Data records for software interfaces
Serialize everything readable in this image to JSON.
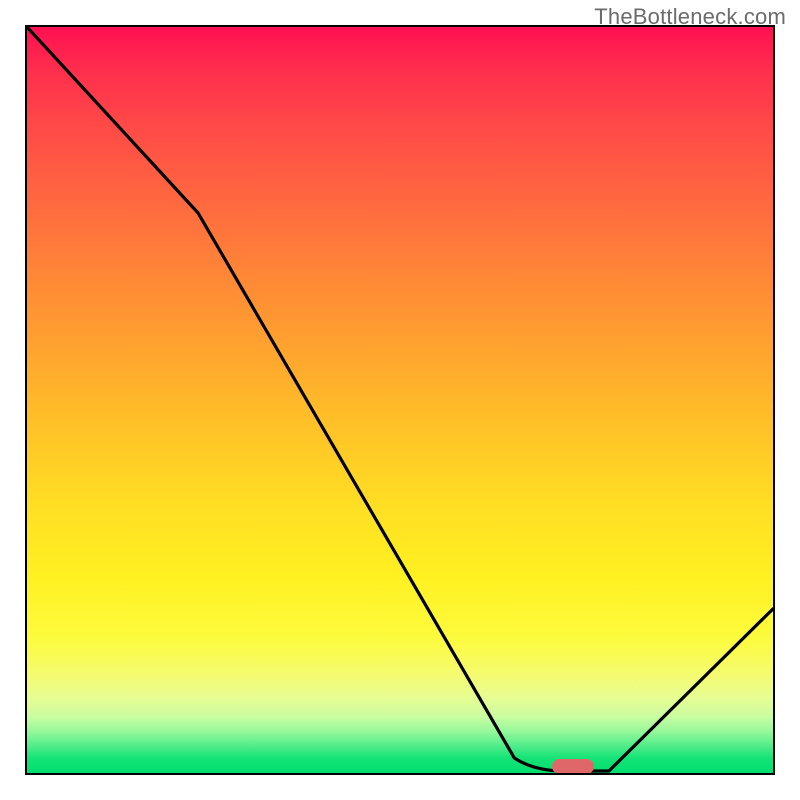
{
  "watermark": "TheBottleneck.com",
  "chart_data": {
    "type": "line",
    "title": "",
    "xlabel": "",
    "ylabel": "",
    "xlim": [
      0,
      100
    ],
    "ylim": [
      0,
      100
    ],
    "grid": false,
    "legend": false,
    "background": "vertical red-to-green gradient",
    "series": [
      {
        "name": "bottleneck-curve",
        "x": [
          0,
          23,
          65,
          72,
          78,
          100
        ],
        "y": [
          100,
          75,
          2,
          0,
          0,
          22
        ]
      }
    ],
    "marker": {
      "name": "optimal-band",
      "x_start": 70,
      "x_end": 76,
      "y": 0
    },
    "gradient_stops": [
      {
        "pos": 0,
        "color": "#ff1051"
      },
      {
        "pos": 50,
        "color": "#ffb52a"
      },
      {
        "pos": 80,
        "color": "#fcf93a"
      },
      {
        "pos": 100,
        "color": "#00de70"
      }
    ]
  }
}
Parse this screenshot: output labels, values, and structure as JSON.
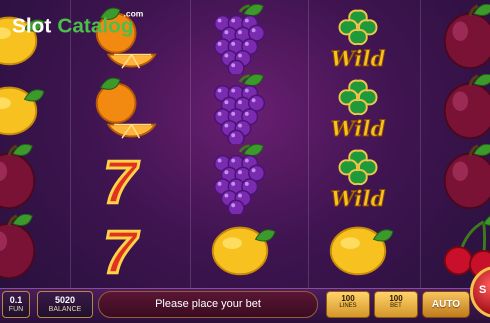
{
  "logo": {
    "brand_part1": "Slot",
    "brand_part2": "Catalog",
    "tld": ".com"
  },
  "reels": [
    [
      "lemon",
      "lemon",
      "plum",
      "plum"
    ],
    [
      "orange",
      "orange",
      "seven",
      "seven"
    ],
    [
      "grapes",
      "grapes",
      "grapes",
      "lemon"
    ],
    [
      "wild",
      "wild",
      "wild",
      "lemon"
    ],
    [
      "plum",
      "plum",
      "plum",
      "cherry"
    ]
  ],
  "wild_label": "Wild",
  "seven_label": "7",
  "bottom_bar": {
    "fun": {
      "value": "0.1",
      "label": "FUN"
    },
    "balance": {
      "value": "5020",
      "label": "BALANCE"
    },
    "message": "Please place your bet",
    "lines": {
      "value": "100",
      "label": "LINES"
    },
    "bet": {
      "value": "100",
      "label": "BET"
    },
    "auto_label": "AUTO",
    "spin_label": "S"
  },
  "colors": {
    "background": "#3f1450",
    "accent_gold": "#f3c44a",
    "logo_green": "#4bbe4b",
    "spin_red": "#d01c24"
  },
  "icons": [
    "lemon-icon",
    "orange-icon",
    "plum-icon",
    "grapes-icon",
    "seven-icon",
    "clover-wild-icon",
    "cherry-icon"
  ]
}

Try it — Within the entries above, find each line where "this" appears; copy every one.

Written response —
Serialize everything readable in this image to JSON.
Parse this screenshot: output labels, values, and structure as JSON.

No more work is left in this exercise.